Researching weighted blanket benefits, she found a Kickstarter project and borrowed a prototype from the company. The results were immediately positive for both her and her boyfriend. As Tolentino writes, “I couldn’t move or see anything, which felt wonderful. That night I slept so deeply… The blanket enacts a fantasy of immobilization that is especially seductive in a world of ever-expanding obligations—to work, to monetize, to take action, to perform.”
Her experience is similar to that of many people who have tried weighted blankets and found that they helped to erase the stresses of the day and promote a restful night.
How to Choose Weighted Blankets for Anxiety
The cost of a weighted blanket ranges from $50 to around $300, depending on size, weight, and style. Not every weighted blanket weighs the same. The appropriate blanket weight corresponds to a user’s body weight and estimated age. Below is a chart that shows the recommended blanket weight for most ages and body types. For the majority of teenagers, a weighted blanket between 10 and 20 pounds is ideal. Parents can calculate the exact weight the weight their child needs by using the chart below.
Parents can purchase weighted blankets on Amazon, Etsy, and online shops devoted to these products, such as Magic Blanket and Mosaic Weighted Blankets. In addition, the National Autism Resources website offers tips on sourcing expert-approved weighted blankets.

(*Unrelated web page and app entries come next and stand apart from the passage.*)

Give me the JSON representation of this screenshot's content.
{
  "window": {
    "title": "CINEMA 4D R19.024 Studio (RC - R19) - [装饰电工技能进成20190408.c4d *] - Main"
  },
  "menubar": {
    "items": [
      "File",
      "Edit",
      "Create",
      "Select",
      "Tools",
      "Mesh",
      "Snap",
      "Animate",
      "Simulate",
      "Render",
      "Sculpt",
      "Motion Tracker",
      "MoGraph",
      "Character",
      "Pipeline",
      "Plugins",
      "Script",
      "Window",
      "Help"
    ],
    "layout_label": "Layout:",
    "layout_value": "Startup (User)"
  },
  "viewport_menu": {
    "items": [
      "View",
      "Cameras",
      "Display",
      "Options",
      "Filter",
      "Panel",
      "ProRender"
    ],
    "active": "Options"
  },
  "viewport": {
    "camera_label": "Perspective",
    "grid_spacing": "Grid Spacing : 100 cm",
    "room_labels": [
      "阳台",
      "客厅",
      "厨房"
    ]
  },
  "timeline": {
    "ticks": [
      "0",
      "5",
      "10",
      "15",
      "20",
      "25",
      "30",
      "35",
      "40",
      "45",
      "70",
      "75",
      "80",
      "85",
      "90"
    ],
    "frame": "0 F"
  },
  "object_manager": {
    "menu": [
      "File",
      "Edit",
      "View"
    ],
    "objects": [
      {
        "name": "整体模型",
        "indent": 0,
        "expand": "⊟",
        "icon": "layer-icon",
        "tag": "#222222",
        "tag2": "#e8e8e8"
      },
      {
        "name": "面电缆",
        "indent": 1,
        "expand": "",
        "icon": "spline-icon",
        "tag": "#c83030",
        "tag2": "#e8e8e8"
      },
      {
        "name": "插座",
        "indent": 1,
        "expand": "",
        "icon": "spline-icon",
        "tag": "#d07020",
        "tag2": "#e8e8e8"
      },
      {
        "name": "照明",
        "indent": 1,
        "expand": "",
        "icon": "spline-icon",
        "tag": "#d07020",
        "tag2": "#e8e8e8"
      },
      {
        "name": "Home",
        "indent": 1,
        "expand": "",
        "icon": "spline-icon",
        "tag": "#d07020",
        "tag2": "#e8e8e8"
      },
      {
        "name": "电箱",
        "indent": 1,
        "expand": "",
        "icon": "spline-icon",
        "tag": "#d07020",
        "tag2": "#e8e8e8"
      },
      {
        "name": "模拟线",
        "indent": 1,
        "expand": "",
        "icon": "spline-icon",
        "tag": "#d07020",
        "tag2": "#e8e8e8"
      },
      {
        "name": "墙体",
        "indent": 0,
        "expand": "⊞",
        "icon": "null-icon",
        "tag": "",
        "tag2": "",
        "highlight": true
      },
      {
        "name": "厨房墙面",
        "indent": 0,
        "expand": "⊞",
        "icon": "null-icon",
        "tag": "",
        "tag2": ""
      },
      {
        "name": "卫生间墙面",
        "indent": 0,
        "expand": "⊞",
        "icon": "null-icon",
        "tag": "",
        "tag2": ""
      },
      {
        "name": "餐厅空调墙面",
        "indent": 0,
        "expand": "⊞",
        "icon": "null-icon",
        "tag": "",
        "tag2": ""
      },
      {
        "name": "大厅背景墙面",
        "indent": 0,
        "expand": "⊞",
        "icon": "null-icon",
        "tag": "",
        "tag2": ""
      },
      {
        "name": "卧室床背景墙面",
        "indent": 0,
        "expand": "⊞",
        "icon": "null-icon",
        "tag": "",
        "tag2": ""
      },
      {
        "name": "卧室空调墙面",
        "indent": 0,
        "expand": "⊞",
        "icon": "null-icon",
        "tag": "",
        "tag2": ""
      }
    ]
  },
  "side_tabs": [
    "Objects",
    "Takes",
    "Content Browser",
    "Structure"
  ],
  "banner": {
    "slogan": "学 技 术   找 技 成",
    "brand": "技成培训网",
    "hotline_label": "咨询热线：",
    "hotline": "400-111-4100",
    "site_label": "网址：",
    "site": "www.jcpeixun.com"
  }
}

In summary, weighted blankets provide a helpful and accessible tool for teenagers who have insomnia and other anxiety-related challenges. Since weighted blankets for anxiety are non-invasive and easy to try, many healthcare professionals recommend them as a simple way to support teens’ mental and physical health.
J Child & Adolesc Psychopharm. 2009 Jun; (2)1.
Occ Ther in Mental Health. 2008; 24(1).
J Sleep Med Disord. 2015 May; 2(3): 1022.